[Dataset items]
=-=-=
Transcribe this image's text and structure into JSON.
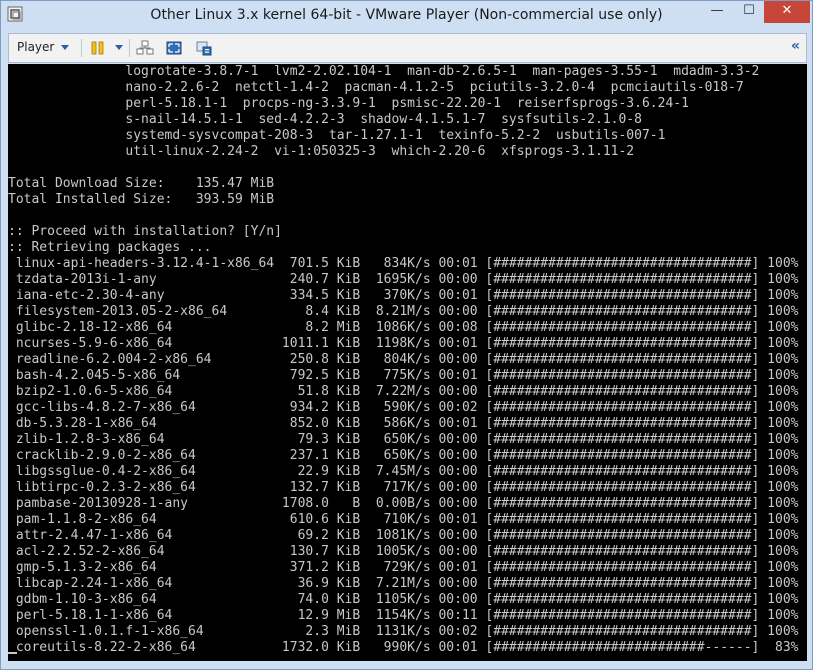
{
  "window": {
    "title": "Other Linux 3.x kernel 64-bit - VMware Player (Non-commercial use only)",
    "controls": {
      "minimize": "—",
      "maximize": "☐",
      "close": "✕"
    }
  },
  "toolbar": {
    "player_label": "Player",
    "collapse_glyph": "«"
  },
  "terminal": {
    "lines": [
      "               logrotate-3.8.7-1  lvm2-2.02.104-1  man-db-2.6.5-1  man-pages-3.55-1  mdadm-3.3-2",
      "               nano-2.2.6-2  netctl-1.4-2  pacman-4.1.2-5  pciutils-3.2.0-4  pcmciautils-018-7",
      "               perl-5.18.1-1  procps-ng-3.3.9-1  psmisc-22.20-1  reiserfsprogs-3.6.24-1",
      "               s-nail-14.5.1-1  sed-4.2.2-3  shadow-4.1.5.1-7  sysfsutils-2.1.0-8",
      "               systemd-sysvcompat-208-3  tar-1.27.1-1  texinfo-5.2-2  usbutils-007-1",
      "               util-linux-2.24-2  vi-1:050325-3  which-2.20-6  xfsprogs-3.1.11-2",
      "",
      "Total Download Size:    135.47 MiB",
      "Total Installed Size:   393.59 MiB",
      "",
      ":: Proceed with installation? [Y/n]",
      ":: Retrieving packages ...",
      " linux-api-headers-3.12.4-1-x86_64  701.5 KiB   834K/s 00:01 [#################################] 100%",
      " tzdata-2013i-1-any                 240.7 KiB  1695K/s 00:00 [#################################] 100%",
      " iana-etc-2.30-4-any                334.5 KiB   370K/s 00:01 [#################################] 100%",
      " filesystem-2013.05-2-x86_64          8.4 KiB  8.21M/s 00:00 [#################################] 100%",
      " glibc-2.18-12-x86_64                 8.2 MiB  1086K/s 00:08 [#################################] 100%",
      " ncurses-5.9-6-x86_64              1011.1 KiB  1198K/s 00:01 [#################################] 100%",
      " readline-6.2.004-2-x86_64          250.8 KiB   804K/s 00:00 [#################################] 100%",
      " bash-4.2.045-5-x86_64              792.5 KiB   775K/s 00:01 [#################################] 100%",
      " bzip2-1.0.6-5-x86_64                51.8 KiB  7.22M/s 00:00 [#################################] 100%",
      " gcc-libs-4.8.2-7-x86_64            934.2 KiB   590K/s 00:02 [#################################] 100%",
      " db-5.3.28-1-x86_64                 852.0 KiB   586K/s 00:01 [#################################] 100%",
      " zlib-1.2.8-3-x86_64                 79.3 KiB   650K/s 00:00 [#################################] 100%",
      " cracklib-2.9.0-2-x86_64            237.1 KiB   650K/s 00:00 [#################################] 100%",
      " libgssglue-0.4-2-x86_64             22.9 KiB  7.45M/s 00:00 [#################################] 100%",
      " libtirpc-0.2.3-2-x86_64            132.7 KiB   717K/s 00:00 [#################################] 100%",
      " pambase-20130928-1-any            1708.0   B  0.00B/s 00:00 [#################################] 100%",
      " pam-1.1.8-2-x86_64                 610.6 KiB   710K/s 00:01 [#################################] 100%",
      " attr-2.4.47-1-x86_64                69.2 KiB  1081K/s 00:00 [#################################] 100%",
      " acl-2.2.52-2-x86_64                130.7 KiB  1005K/s 00:00 [#################################] 100%",
      " gmp-5.1.3-2-x86_64                 371.2 KiB   729K/s 00:01 [#################################] 100%",
      " libcap-2.24-1-x86_64                36.9 KiB  7.21M/s 00:00 [#################################] 100%",
      " gdbm-1.10-3-x86_64                  74.0 KiB  1105K/s 00:00 [#################################] 100%",
      " perl-5.18.1-1-x86_64                12.9 MiB  1154K/s 00:11 [#################################] 100%",
      " openssl-1.0.1.f-1-x86_64             2.3 MiB  1131K/s 00:02 [#################################] 100%",
      " coreutils-8.22-2-x86_64           1732.0 KiB   990K/s 00:01 [###########################------]  83%"
    ]
  }
}
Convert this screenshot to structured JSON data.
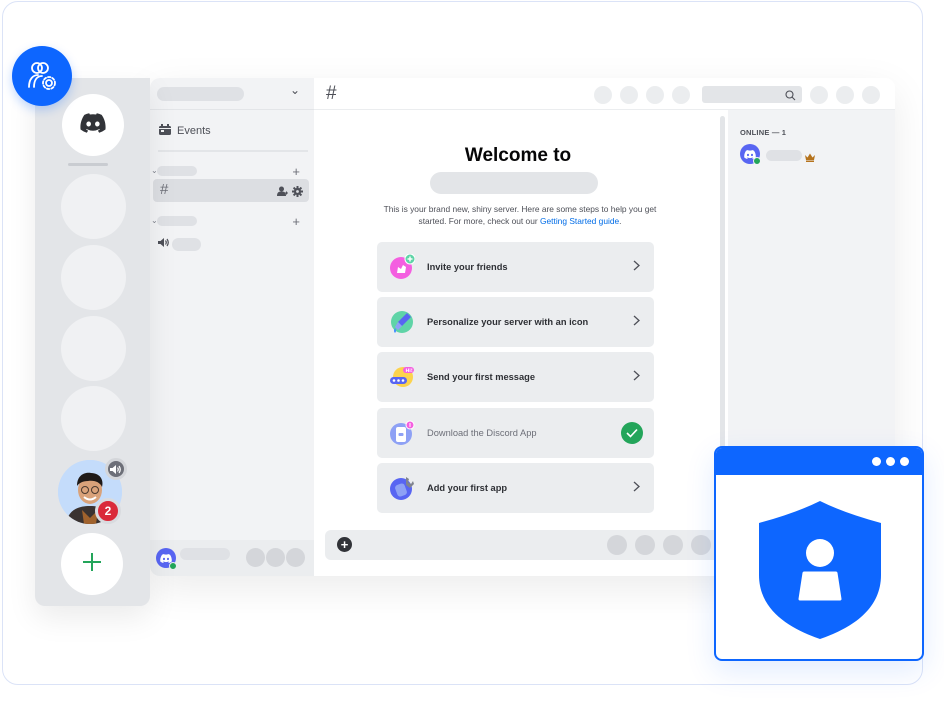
{
  "admin_badge": {
    "icon": "users-gear-icon"
  },
  "server_rail": {
    "home_icon": "discord-logo-icon",
    "server_count_placeholders": 4,
    "user_avatar": {
      "icon": "user-photo-avatar",
      "speaker_icon": "speaker-icon",
      "notification_count": "2"
    },
    "add_server_icon": "plus-icon"
  },
  "channel_sidebar": {
    "events_label": "Events",
    "events_icon": "calendar-icon",
    "text_category": {
      "add_icon": "+",
      "collapse_icon": "chevron-down-icon"
    },
    "selected_channel": {
      "prefix": "#",
      "invite_icon": "add-member-icon",
      "settings_icon": "gear-icon"
    },
    "voice_category": {
      "add_icon": "+"
    },
    "voice_channel": {
      "icon": "speaker-icon"
    },
    "dropdown_icon": "⌄"
  },
  "topbar": {
    "channel_prefix": "#",
    "search_icon": "search-icon"
  },
  "welcome": {
    "title": "Welcome to",
    "description_prefix": "This is your brand new, shiny server. Here are some steps to help you get started. For more, check out our ",
    "guide_link": "Getting Started guide",
    "description_suffix": "."
  },
  "steps": [
    {
      "label": "Invite your friends",
      "icon": "invite-friends-icon",
      "completed": false,
      "color": "#f45fe0"
    },
    {
      "label": "Personalize your server with an icon",
      "icon": "paintbrush-icon",
      "completed": false,
      "color": "#5fd4a7"
    },
    {
      "label": "Send your first message",
      "icon": "message-icon",
      "completed": false,
      "color": "#fcd34d"
    },
    {
      "label": "Download the Discord App",
      "icon": "phone-app-icon",
      "completed": true,
      "color": "#8ea1f5"
    },
    {
      "label": "Add your first app",
      "icon": "app-wrench-icon",
      "completed": false,
      "color": "#5865f2"
    }
  ],
  "composer": {
    "attach_icon": "plus-circle-icon"
  },
  "members": {
    "heading": "ONLINE — 1",
    "owner_icon": "crown-icon"
  },
  "security_card": {
    "icon": "shield-user-icon"
  },
  "colors": {
    "brand_blue": "#0d66ff",
    "discord_blurple": "#5865f2",
    "online_green": "#23a55a",
    "badge_red": "#da2a3a",
    "link_blue": "#006ce7"
  }
}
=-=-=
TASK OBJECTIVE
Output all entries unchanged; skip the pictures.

REPLY TO THE TASK
Transcribe this image's text and structure into JSON.
{
  "window": {
    "title": "Other Linux 3.x kernel 64-bit - VMware Player (Non-commercial use only)",
    "controls": {
      "minimize": "—",
      "maximize": "☐",
      "close": "✕"
    }
  },
  "toolbar": {
    "player_label": "Player",
    "collapse_glyph": "«"
  },
  "terminal": {
    "lines": [
      "               logrotate-3.8.7-1  lvm2-2.02.104-1  man-db-2.6.5-1  man-pages-3.55-1  mdadm-3.3-2",
      "               nano-2.2.6-2  netctl-1.4-2  pacman-4.1.2-5  pciutils-3.2.0-4  pcmciautils-018-7",
      "               perl-5.18.1-1  procps-ng-3.3.9-1  psmisc-22.20-1  reiserfsprogs-3.6.24-1",
      "               s-nail-14.5.1-1  sed-4.2.2-3  shadow-4.1.5.1-7  sysfsutils-2.1.0-8",
      "               systemd-sysvcompat-208-3  tar-1.27.1-1  texinfo-5.2-2  usbutils-007-1",
      "               util-linux-2.24-2  vi-1:050325-3  which-2.20-6  xfsprogs-3.1.11-2",
      "",
      "Total Download Size:    135.47 MiB",
      "Total Installed Size:   393.59 MiB",
      "",
      ":: Proceed with installation? [Y/n]",
      ":: Retrieving packages ...",
      " linux-api-headers-3.12.4-1-x86_64  701.5 KiB   834K/s 00:01 [#################################] 100%",
      " tzdata-2013i-1-any                 240.7 KiB  1695K/s 00:00 [#################################] 100%",
      " iana-etc-2.30-4-any                334.5 KiB   370K/s 00:01 [#################################] 100%",
      " filesystem-2013.05-2-x86_64          8.4 KiB  8.21M/s 00:00 [#################################] 100%",
      " glibc-2.18-12-x86_64                 8.2 MiB  1086K/s 00:08 [#################################] 100%",
      " ncurses-5.9-6-x86_64              1011.1 KiB  1198K/s 00:01 [#################################] 100%",
      " readline-6.2.004-2-x86_64          250.8 KiB   804K/s 00:00 [#################################] 100%",
      " bash-4.2.045-5-x86_64              792.5 KiB   775K/s 00:01 [#################################] 100%",
      " bzip2-1.0.6-5-x86_64                51.8 KiB  7.22M/s 00:00 [#################################] 100%",
      " gcc-libs-4.8.2-7-x86_64            934.2 KiB   590K/s 00:02 [#################################] 100%",
      " db-5.3.28-1-x86_64                 852.0 KiB   586K/s 00:01 [#################################] 100%",
      " zlib-1.2.8-3-x86_64                 79.3 KiB   650K/s 00:00 [#################################] 100%",
      " cracklib-2.9.0-2-x86_64            237.1 KiB   650K/s 00:00 [#################################] 100%",
      " libgssglue-0.4-2-x86_64             22.9 KiB  7.45M/s 00:00 [#################################] 100%",
      " libtirpc-0.2.3-2-x86_64            132.7 KiB   717K/s 00:00 [#################################] 100%",
      " pambase-20130928-1-any            1708.0   B  0.00B/s 00:00 [#################################] 100%",
      " pam-1.1.8-2-x86_64                 610.6 KiB   710K/s 00:01 [#################################] 100%",
      " attr-2.4.47-1-x86_64                69.2 KiB  1081K/s 00:00 [#################################] 100%",
      " acl-2.2.52-2-x86_64                130.7 KiB  1005K/s 00:00 [#################################] 100%",
      " gmp-5.1.3-2-x86_64                 371.2 KiB   729K/s 00:01 [#################################] 100%",
      " libcap-2.24-1-x86_64                36.9 KiB  7.21M/s 00:00 [#################################] 100%",
      " gdbm-1.10-3-x86_64                  74.0 KiB  1105K/s 00:00 [#################################] 100%",
      " perl-5.18.1-1-x86_64                12.9 MiB  1154K/s 00:11 [#################################] 100%",
      " openssl-1.0.1.f-1-x86_64             2.3 MiB  1131K/s 00:02 [#################################] 100%",
      " coreutils-8.22-2-x86_64           1732.0 KiB   990K/s 00:01 [###########################------]  83%"
    ]
  }
}
Convert this screenshot to structured JSON data.
{
  "admin_badge": {
    "icon": "users-gear-icon"
  },
  "server_rail": {
    "home_icon": "discord-logo-icon",
    "server_count_placeholders": 4,
    "user_avatar": {
      "icon": "user-photo-avatar",
      "speaker_icon": "speaker-icon",
      "notification_count": "2"
    },
    "add_server_icon": "plus-icon"
  },
  "channel_sidebar": {
    "events_label": "Events",
    "events_icon": "calendar-icon",
    "text_category": {
      "add_icon": "+",
      "collapse_icon": "chevron-down-icon"
    },
    "selected_channel": {
      "prefix": "#",
      "invite_icon": "add-member-icon",
      "settings_icon": "gear-icon"
    },
    "voice_category": {
      "add_icon": "+"
    },
    "voice_channel": {
      "icon": "speaker-icon"
    },
    "dropdown_icon": "⌄"
  },
  "topbar": {
    "channel_prefix": "#",
    "search_icon": "search-icon"
  },
  "welcome": {
    "title": "Welcome to",
    "description_prefix": "This is your brand new, shiny server. Here are some steps to help you get started. For more, check out our ",
    "guide_link": "Getting Started guide",
    "description_suffix": "."
  },
  "steps": [
    {
      "label": "Invite your friends",
      "icon": "invite-friends-icon",
      "completed": false,
      "color": "#f45fe0"
    },
    {
      "label": "Personalize your server with an icon",
      "icon": "paintbrush-icon",
      "completed": false,
      "color": "#5fd4a7"
    },
    {
      "label": "Send your first message",
      "icon": "message-icon",
      "completed": false,
      "color": "#fcd34d"
    },
    {
      "label": "Download the Discord App",
      "icon": "phone-app-icon",
      "completed": true,
      "color": "#8ea1f5"
    },
    {
      "label": "Add your first app",
      "icon": "app-wrench-icon",
      "completed": false,
      "color": "#5865f2"
    }
  ],
  "composer": {
    "attach_icon": "plus-circle-icon"
  },
  "members": {
    "heading": "ONLINE — 1",
    "owner_icon": "crown-icon"
  },
  "security_card": {
    "icon": "shield-user-icon"
  },
  "colors": {
    "brand_blue": "#0d66ff",
    "discord_blurple": "#5865f2",
    "online_green": "#23a55a",
    "badge_red": "#da2a3a",
    "link_blue": "#006ce7"
  }
}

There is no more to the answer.